Business Leader and Philanthropist
4 of the Best Practical Tips for Starting a (Home-Based) Podcast

4 of the Best Practical Tips for Starting a (Home-Based) Podcast

If you’ve thought about starting your own podcast over the past year, you’re certainly not alone. With most regular activities still on hold due to COVID-19, podcasting is one of many hobbies currently experiencing a popularity boom among people who have found themselves with extra time on their hands during the pandemic.

The good news is that it’s never been easier to make a podcast right in your own home. With little more than your smartphone, you can record, mix, and produce audio yourself, which means that you don’t have to wait until lockdowns are over to get started. Read on to learn some simple, practical tips that will help make your home-based podcast sound great.

Make sure your voice is crisp and clear.

As the host, you are the most important speaker on your podcast. Even if your podcast features interviews or stories told by other people, your voice is the one your listeners will recognize and identify with. This means that you need to do everything you can to make sure that your recorded audio is of good, consistent quality. To achieve this:

Use a headset microphone.

When recording yourself speaking, use a headset with an inbuilt microphone if possible. This doesn’t need to be a sophisticated piece of equipment: the headset that came with your smartphone will usually be good enough. Using a headset helps the microphone sit closer to your mouth, which provides vocal focus and reduces background noise.

Avoid using the inbuilt microphone on your laptop.

This is a convenient tool when recording quality doesn’t matter, but a laptop microphone will pick up too much noise simply from the laptop itself to provide a podcast-quality recording.

Dampen the room.

To minimize the echo when you’re recording, dampen the room as much as possible. Hang blankets or bedsheets from the walls, surround yourself with pillows, or put rugs on the floor: these textures will help absorb sound rather than bounce it around.

It also goes without saying that you should choose a place to record that’s as quiet as possible. Make sure to avoid rooms that have windows or doors opening onto busy streets, or that have a fan or air conditioner running.

When interviewing, make separate recordings.

If your podcast features a co-host, guests, or interviewees, it’s easy to connect with them through video-call software platforms, even if you can’t be in the same physical studio or recording space. However, try not to rely solely on the software’s inbuilt recording features to capture voices, whether your own or those of other speakers.

Platforms like Zoom and Skype do have options that allow you to record the audio (and video) of your call. However, if you have connection issues or other technical problems, it will seriously compromise the quality of the recording.

Instead, it’s best to make a separate audio recording in addition to using the inbuilt recording features of your video-call.

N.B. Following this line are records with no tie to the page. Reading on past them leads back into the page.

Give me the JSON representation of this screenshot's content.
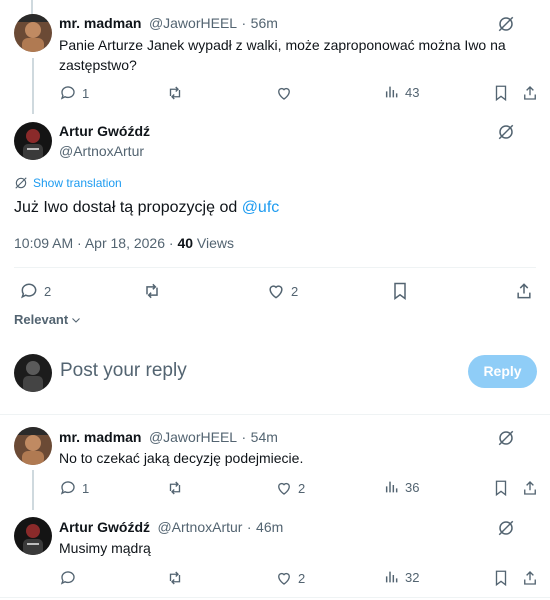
{
  "colors": {
    "accent": "#1d9bf0",
    "text": "#0f1419",
    "muted": "#536471",
    "reply_button_bg": "#8fcdf7",
    "divider": "#eff3f4"
  },
  "reply1": {
    "name": "mr. madman",
    "handle": "@JaworHEEL",
    "dot": "·",
    "time": "56m",
    "text": "Panie Arturze Janek wypadł z walki, może zaproponować można Iwo na zastępstwo?",
    "replies": "1",
    "views": "43",
    "avatar_icon": "fighter-avatar-icon"
  },
  "main_post": {
    "name": "Artur Gwóźdź",
    "handle": "@ArtnoxArtur",
    "show_translation": "Show translation",
    "text_prefix": "Już Iwo dostał tą propozycję od ",
    "mention": "@ufc",
    "timestamp": "10:09 AM · Apr 18, 2026 · ",
    "views_count": "40",
    "views_label": " Views",
    "replies": "2",
    "likes": "2",
    "avatar_icon": "fighter-avatar-icon"
  },
  "sort": {
    "label": "Relevant"
  },
  "compose": {
    "placeholder": "Post your reply",
    "button_label": "Reply"
  },
  "reply2": {
    "name": "mr. madman",
    "handle": "@JaworHEEL",
    "dot": "·",
    "time": "54m",
    "text": "No to czekać jaką decyzję podejmiecie.",
    "replies": "1",
    "likes": "2",
    "views": "36"
  },
  "reply3": {
    "name": "Artur Gwóźdź",
    "handle": "@ArtnoxArtur",
    "dot": "·",
    "time": "46m",
    "text": "Musimy mądrą",
    "likes": "2",
    "views": "32"
  }
}
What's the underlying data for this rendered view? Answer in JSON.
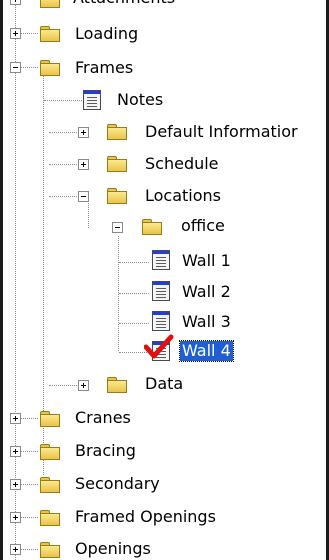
{
  "tree": {
    "top_partial_label": "Attachments",
    "items": {
      "loading": "Loading",
      "frames": "Frames",
      "notes": "Notes",
      "default_information": "Default Informatior",
      "schedule": "Schedule",
      "locations": "Locations",
      "office": "office",
      "wall1": "Wall 1",
      "wall2": "Wall 2",
      "wall3": "Wall 3",
      "wall4": "Wall 4",
      "data": "Data",
      "cranes": "Cranes",
      "bracing": "Bracing",
      "secondary": "Secondary",
      "framed_openings": "Framed Openings",
      "openings": "Openings"
    },
    "colors": {
      "selection": "#1f5fd6",
      "folder": "#e9c34d",
      "doc_header": "#1f3fd6",
      "check": "#e01010"
    }
  }
}
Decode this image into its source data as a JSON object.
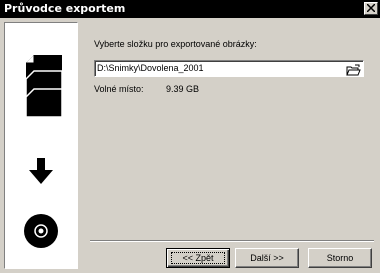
{
  "window": {
    "title": "Průvodce exportem"
  },
  "left_panel": {
    "icons": [
      "documents-stack-icon",
      "arrow-down-icon",
      "disc-icon"
    ]
  },
  "main": {
    "prompt": "Vyberte složku pro exportované obrázky:",
    "path_value": "D:\\Snimky\\Dovolena_2001",
    "free_space_label": "Volné místo:",
    "free_space_value": "9.39 GB"
  },
  "buttons": {
    "back": "<< Zpět",
    "next": "Další >>",
    "cancel": "Storno"
  },
  "colors": {
    "face": "#d4d0c8",
    "titlebar": "#000000",
    "panel": "#ffffff"
  }
}
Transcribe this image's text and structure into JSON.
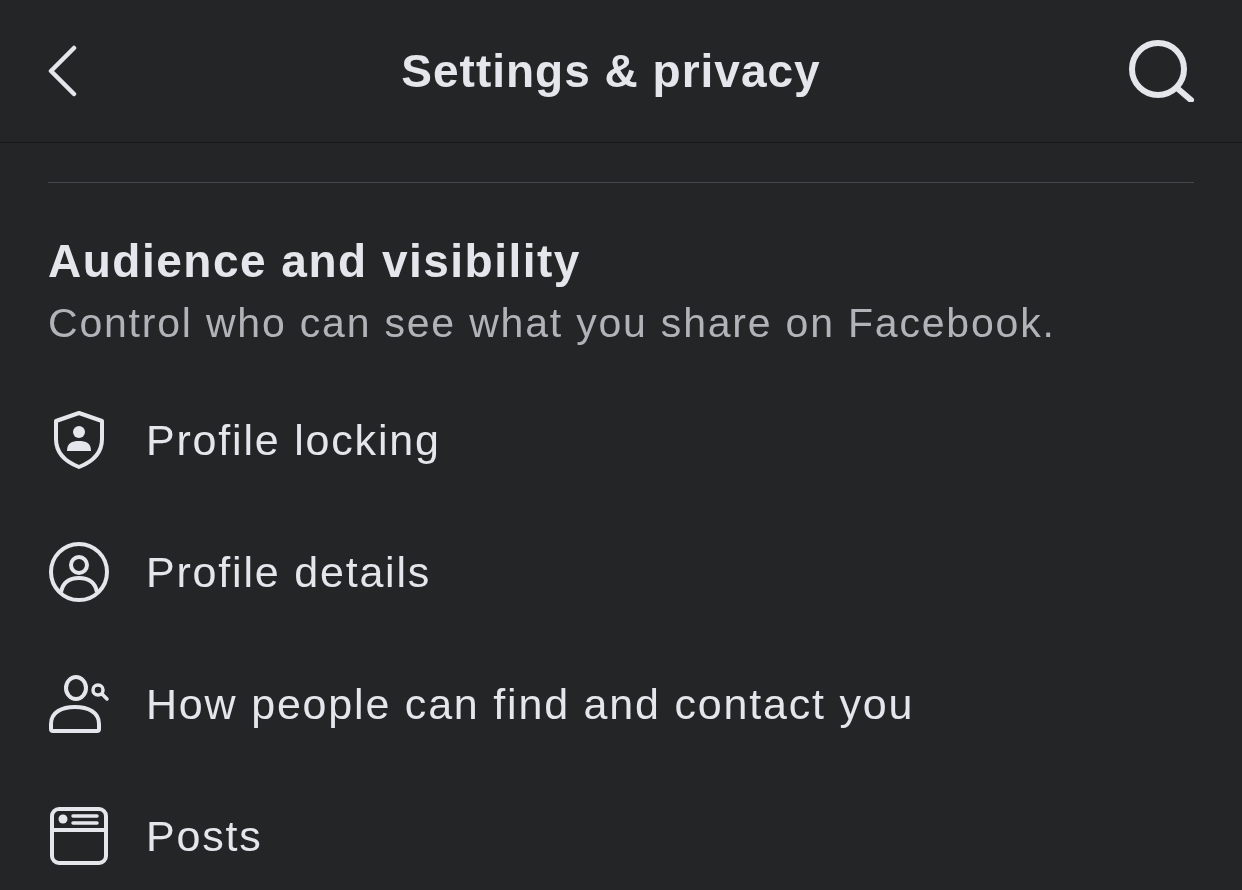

A number of basic apps can capture the sound coming from your microphone separately from the rest of your call, providing you with a clean recording. Making several separate recordings also ensures that you have a backup if you have unexpected problems with one or more of your recordings or recording devices.

Ask other speakers to use headphones.

It’s easy enough to optimize your own setup for working on your podcast at home, but you can’t always ensure that your guests or interviewees will be able to do the same. Sometimes, other speakers on your program aren’t able to take the steps described above. For example, they may not be able to record audio separately or have the capacity to provide a high-quality recording.

In cases like these, the next best thing you can do is ask them to wear headphones while you are speaking with or interviewing them. The use of headphones offers the advantage of an inbuilt microphone, and will allow them to hear your voice without having it feed back into the final recording.

Take advantage of apps and software.

Recording is only one part of creating high-quality audio for your podcast. Editing and mixing are just as important, as these activities determine what the final version of your captured audio will sound like. Fortunately, there are a number of excellent apps and software tools that will help your recording sound as clean and captivating as possible, and many of them are inexpensive or free of charge. Top picks include:

Audacity

This free, open-source, cross-platform audio software is a fantastic tool for your podcasting needs. With Audacity, you can record live audio, edit and combine sound files, add effects, and much more.

TwistedWave

Don’t be fooled by TwistedWave’s super simple and intuitive interface: it offers highly precise and detailed editing capabilities. A great choice for iPhone or iPad users, TwistedWave is available for a one-time fee of $10.

Sorry, comments are closed for this post.